Budget 2021 ambitious, but economic analysts say Putrajaya could be bolder with spending amid Covid-19
Commenting on Budget 2021, REFSA’s Fredrik Paulus believes it is too soon to pursue any fiscal consolidation agendas and as such, advises loosening fiscal deficit targets and the introduction of bold measures to usher in a new economic paradigm, as proposed in REFSA’s most recent Policy Brief on Budget 2021.
The government should use the next few weeks until Nov 25, when a vote is taken, to gather feedback from all and be prepared to make changes for #Budget2021. The government should be prepared to incur a larger deficit to create jobs, deal with health crises across the board, and more social protection to vulnerable groups.
Budget 2021 appears to be based on the wrong assumption that our economy will bounce back strongly in 2021. It is too soon to pursue any financial consolidation agenda and Putrajaya should instead loosen its financial deficit targets.
According to REFSA, Budget 2021 may fail to make a large impact in creating jobs and ensuring future economic growth, two key issues the pandemic has particularly highlighted.
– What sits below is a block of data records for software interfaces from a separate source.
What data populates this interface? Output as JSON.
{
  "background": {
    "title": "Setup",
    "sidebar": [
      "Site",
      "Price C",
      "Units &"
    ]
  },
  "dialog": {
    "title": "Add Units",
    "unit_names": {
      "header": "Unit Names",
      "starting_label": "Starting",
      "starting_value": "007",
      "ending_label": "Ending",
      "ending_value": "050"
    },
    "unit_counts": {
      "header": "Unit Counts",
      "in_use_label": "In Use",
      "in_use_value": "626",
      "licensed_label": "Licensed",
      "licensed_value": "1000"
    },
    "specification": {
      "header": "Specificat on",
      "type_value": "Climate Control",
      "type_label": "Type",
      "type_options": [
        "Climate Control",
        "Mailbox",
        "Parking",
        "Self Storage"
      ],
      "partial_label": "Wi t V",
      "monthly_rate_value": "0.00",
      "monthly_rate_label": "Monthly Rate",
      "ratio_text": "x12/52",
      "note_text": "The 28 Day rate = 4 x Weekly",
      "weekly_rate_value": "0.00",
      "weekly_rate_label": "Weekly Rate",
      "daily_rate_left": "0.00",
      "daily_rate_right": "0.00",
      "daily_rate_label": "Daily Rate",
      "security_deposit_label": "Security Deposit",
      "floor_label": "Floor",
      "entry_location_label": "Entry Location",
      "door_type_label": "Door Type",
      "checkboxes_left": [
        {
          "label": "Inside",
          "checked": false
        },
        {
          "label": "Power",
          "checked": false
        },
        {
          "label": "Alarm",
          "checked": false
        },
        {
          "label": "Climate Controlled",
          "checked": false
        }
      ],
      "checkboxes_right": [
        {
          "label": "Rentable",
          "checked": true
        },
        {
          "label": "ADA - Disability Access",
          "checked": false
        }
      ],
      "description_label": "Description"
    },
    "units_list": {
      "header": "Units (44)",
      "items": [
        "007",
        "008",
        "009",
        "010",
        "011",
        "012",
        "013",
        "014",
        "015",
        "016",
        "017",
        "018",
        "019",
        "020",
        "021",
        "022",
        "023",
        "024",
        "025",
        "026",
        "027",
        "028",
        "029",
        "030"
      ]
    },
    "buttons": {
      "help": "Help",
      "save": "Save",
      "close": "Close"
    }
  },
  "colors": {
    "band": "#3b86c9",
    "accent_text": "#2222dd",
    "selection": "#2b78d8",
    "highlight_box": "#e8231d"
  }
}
The budget could have served as a bigger catalyst for economic activity.
REFSA notes that Budget 2021 was proposed with the aim of ensuring rakyat’s prosperity, business continuity and economic resilience. While we laud these admirable aims, the measures announced today may prove to be less impactful than what is needed in terms of job creation and ensuring future growth.
For decades, fiscal discipline and balanced budgets were the guiding light for finance ministers across the globe. That the institutions who were staunch defenders of this approach are now calling to abandon it is testament to the extent of the economic disruption we are witnessing. The upcoming budget is the best opportunity to start putting this new paradigm into practice.
Despite the public perception that Malaysia has a bloated civil service, there is a dire need for more healthcare workers to combat the coronavirus pandemic. Our Visiting Researcher, Farhana Roslan speaks on the government’s role in creating sustainable jobs of demand in the public sector as the nation rebuilds amidst the pandemic. For one, the health sector, along with education, is in need of more staff in the COVID-19 fight.
Education, healthcare and social welfare are key areas the government must address in Budget 2021, as these can contribute to both short- and long-term prosperity. At present, social welfare measures need to be implemented to combat rising unemployment and underemployment to mitigate effects on the economy, one being a change in consumption pattern.
Underemployment is rarely addressed compared to unemployment. Due to the MCO, industries have had reduced operating hours, which typically resulted in lower salaries and wages received, particularly in semi-skilled and low-skilled jobs. If left unaddressed, there is a risk Malaysia will be faced with higher levels of underemployment and unemployment compared to prior to the COVID-19 pandemic.
Belanjawan 2021 sepatutnya mempunyai defisit belanjawan lebih tinggi untuk pemulihan ekonomi lebih pantas. Kadar meminjam pada waktu ini dijangka akan lebih berdaya saing dan berada pada tahap terendah. Ianya tidak akan memberi keburukan kerana banyak negara dijangka melakukan perkara sama bagi merangsang kembali ekonomi yang terjejas kerana pandemik COVID-19.
The government should not be afraid of incurring a larger budget deficit and should borrow more to speed up economic recovery. Immediate efforts should focus on supporting those who have lost jobs or have reduced income. The creation of better jobs will be vital as we recover, and the health & education sectors are areas the government should stimulate.
Pengembangan sektor pendidikan awam dan penjagaan kesihatan awam akan mewujudkan peluang pekerjaan dan meningkatkan pendapatan ketika permintaan buruh sektor swasta dilihat lemah, serta membantu Malaysia mendepani dua cabaran jangka panjang, iaitu perubahan teknologi & demografi.
The creation of good jobs and securing livelihoods through decent pay should be of first and utmost importance in the nation’s economic agenda as we battle through this pandemic turned economic crisis as a “national mission” in a “whole of government” approach.
This will require a shift in mindset, moving away from fiscal discipline and balanced budgets, toward a new paradigm where the state fully assumes its role as catalyst for the economy and as anchor investor in uncertain but transformational ventures.
There are huge challenges societies have to face due to the COVID-19 crisis, and the state needs to think about how to play a more active role in creation of high-paying jobs.
Governments should not obsess over increasing debt with borrowing, as now is the time to spend to mitigate the effects of the Covid-19 pandemic
Our Research Director, Ivy Kwek speaks about Malaysia-China relations and the significance of the visit of the Chinese defence minister to Malaysia.